═══ RECORDS SUPPLIED ═══
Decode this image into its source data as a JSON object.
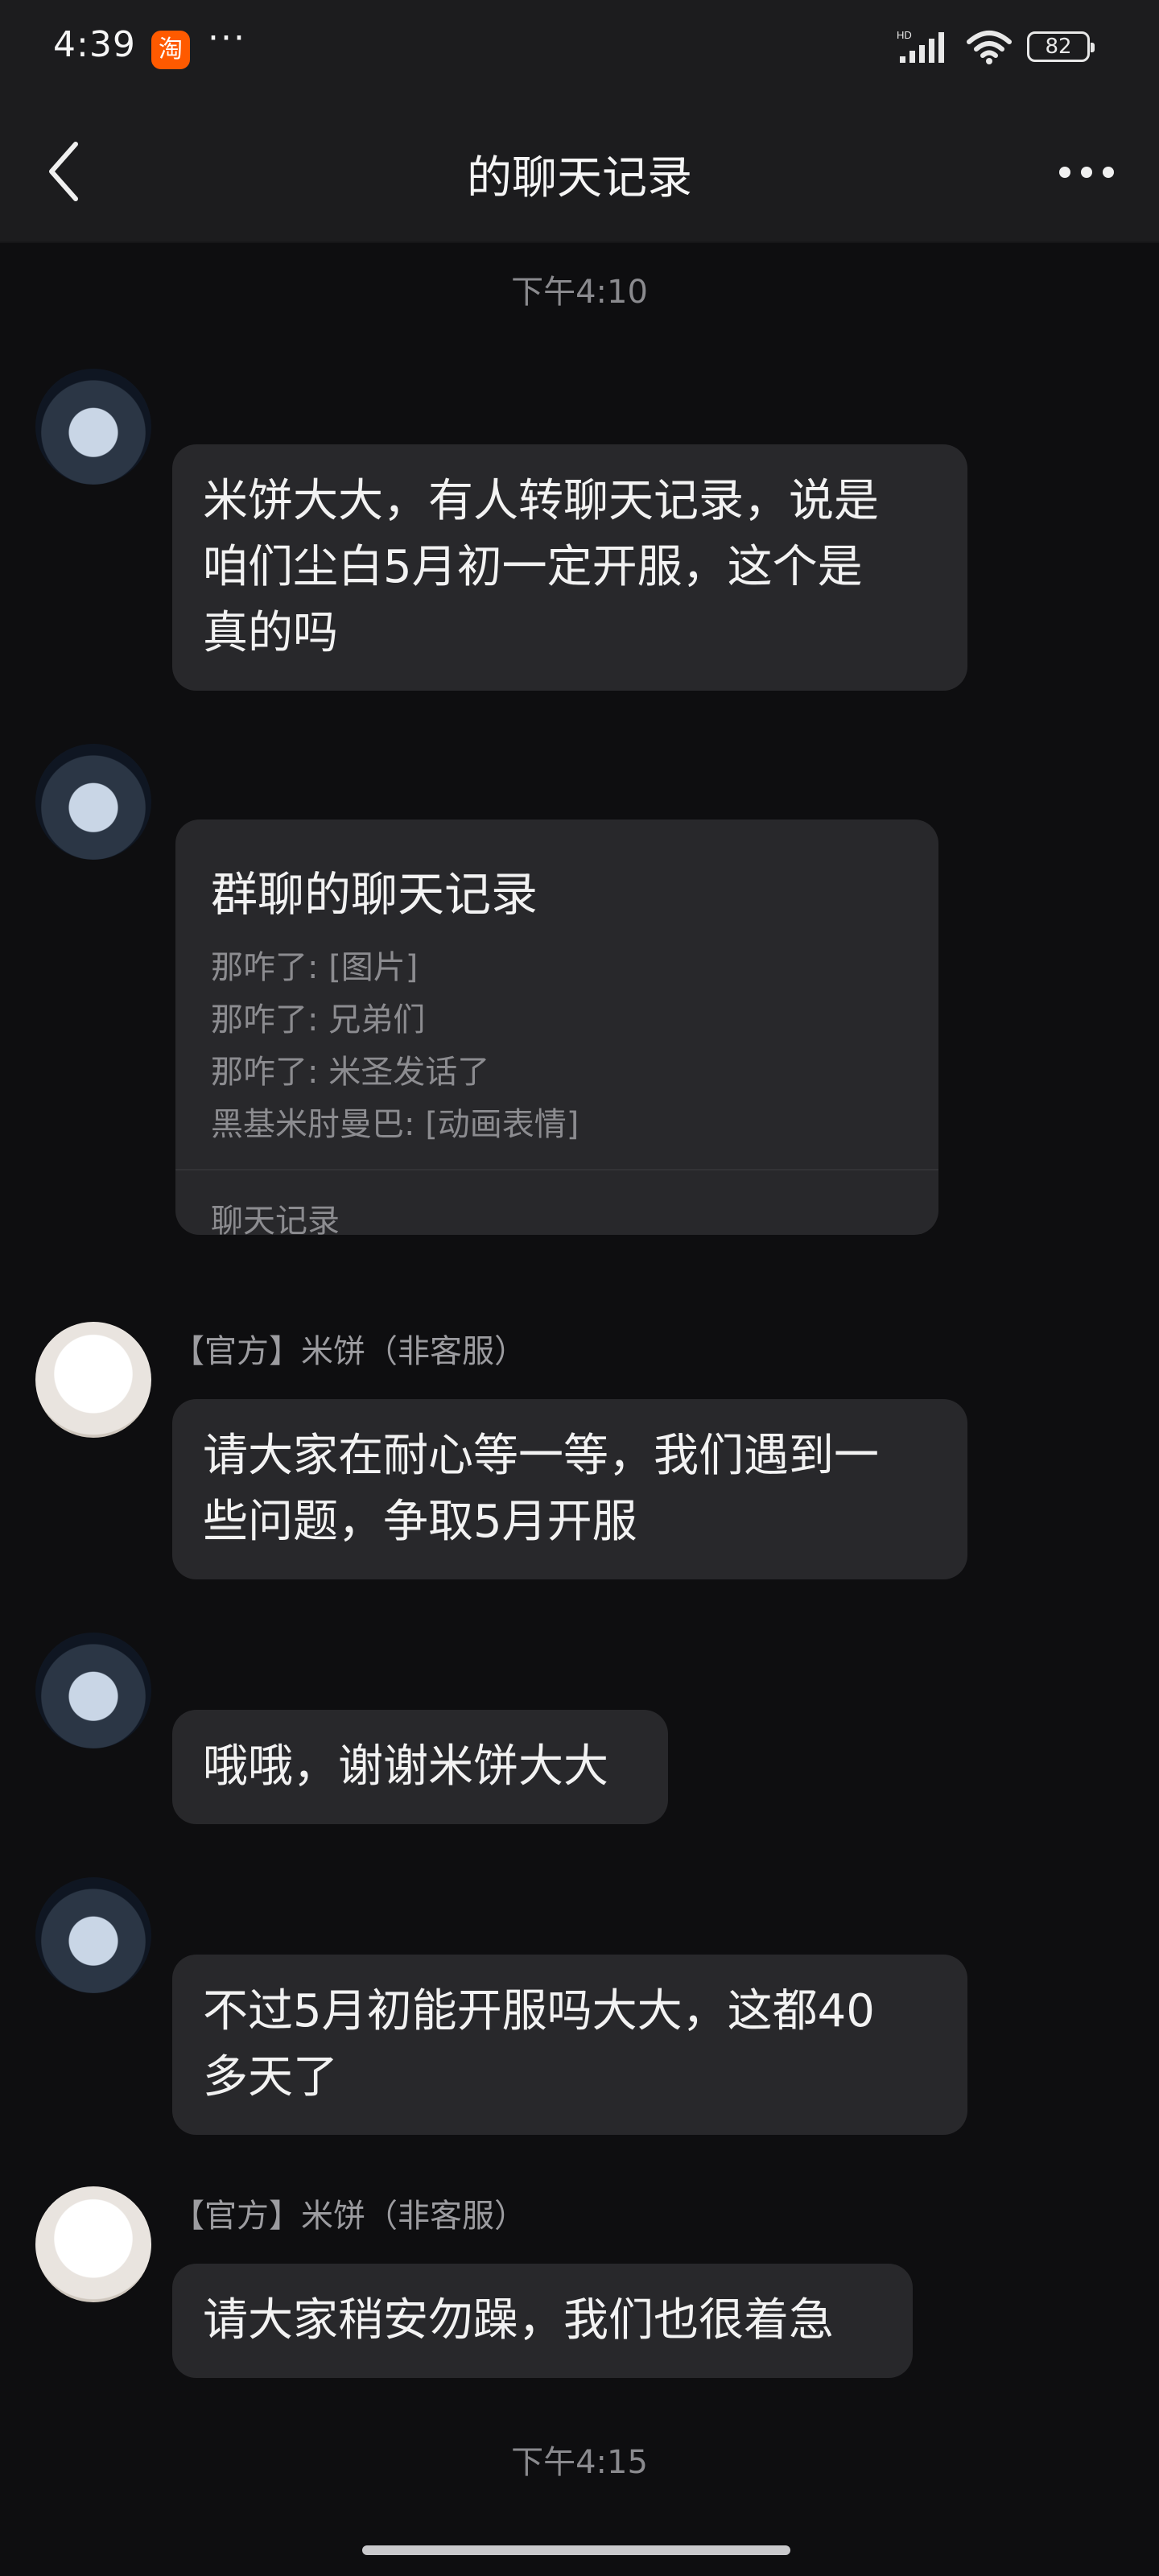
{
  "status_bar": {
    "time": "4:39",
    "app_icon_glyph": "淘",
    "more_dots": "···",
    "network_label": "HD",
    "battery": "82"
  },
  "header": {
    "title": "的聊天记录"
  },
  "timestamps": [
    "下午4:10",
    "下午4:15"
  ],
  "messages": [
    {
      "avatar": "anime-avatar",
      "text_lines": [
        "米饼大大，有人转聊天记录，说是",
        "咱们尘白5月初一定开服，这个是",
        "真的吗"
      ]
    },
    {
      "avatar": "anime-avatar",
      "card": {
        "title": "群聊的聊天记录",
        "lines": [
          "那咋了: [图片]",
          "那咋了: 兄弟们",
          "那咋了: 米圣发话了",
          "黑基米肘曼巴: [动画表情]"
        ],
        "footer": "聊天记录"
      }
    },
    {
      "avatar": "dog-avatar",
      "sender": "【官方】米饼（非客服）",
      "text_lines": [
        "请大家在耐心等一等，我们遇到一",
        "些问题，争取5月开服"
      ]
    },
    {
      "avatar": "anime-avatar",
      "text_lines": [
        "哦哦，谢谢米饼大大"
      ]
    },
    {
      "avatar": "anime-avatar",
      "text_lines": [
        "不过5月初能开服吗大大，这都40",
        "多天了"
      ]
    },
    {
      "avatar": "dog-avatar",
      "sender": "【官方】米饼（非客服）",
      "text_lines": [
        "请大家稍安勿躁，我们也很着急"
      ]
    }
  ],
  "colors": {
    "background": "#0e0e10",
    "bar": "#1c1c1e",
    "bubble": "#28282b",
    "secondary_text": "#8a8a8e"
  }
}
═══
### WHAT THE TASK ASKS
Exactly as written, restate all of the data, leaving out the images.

### THE COMPLETED TASK
Decode this image into its source data as a JSON object.
{
  "status_bar": {
    "time": "4:39",
    "app_icon_glyph": "淘",
    "more_dots": "···",
    "network_label": "HD",
    "battery": "82"
  },
  "header": {
    "title": "的聊天记录"
  },
  "timestamps": [
    "下午4:10",
    "下午4:15"
  ],
  "messages": [
    {
      "avatar": "anime-avatar",
      "text_lines": [
        "米饼大大，有人转聊天记录，说是",
        "咱们尘白5月初一定开服，这个是",
        "真的吗"
      ]
    },
    {
      "avatar": "anime-avatar",
      "card": {
        "title": "群聊的聊天记录",
        "lines": [
          "那咋了: [图片]",
          "那咋了: 兄弟们",
          "那咋了: 米圣发话了",
          "黑基米肘曼巴: [动画表情]"
        ],
        "footer": "聊天记录"
      }
    },
    {
      "avatar": "dog-avatar",
      "sender": "【官方】米饼（非客服）",
      "text_lines": [
        "请大家在耐心等一等，我们遇到一",
        "些问题，争取5月开服"
      ]
    },
    {
      "avatar": "anime-avatar",
      "text_lines": [
        "哦哦，谢谢米饼大大"
      ]
    },
    {
      "avatar": "anime-avatar",
      "text_lines": [
        "不过5月初能开服吗大大，这都40",
        "多天了"
      ]
    },
    {
      "avatar": "dog-avatar",
      "sender": "【官方】米饼（非客服）",
      "text_lines": [
        "请大家稍安勿躁，我们也很着急"
      ]
    }
  ],
  "colors": {
    "background": "#0e0e10",
    "bar": "#1c1c1e",
    "bubble": "#28282b",
    "secondary_text": "#8a8a8e"
  }
}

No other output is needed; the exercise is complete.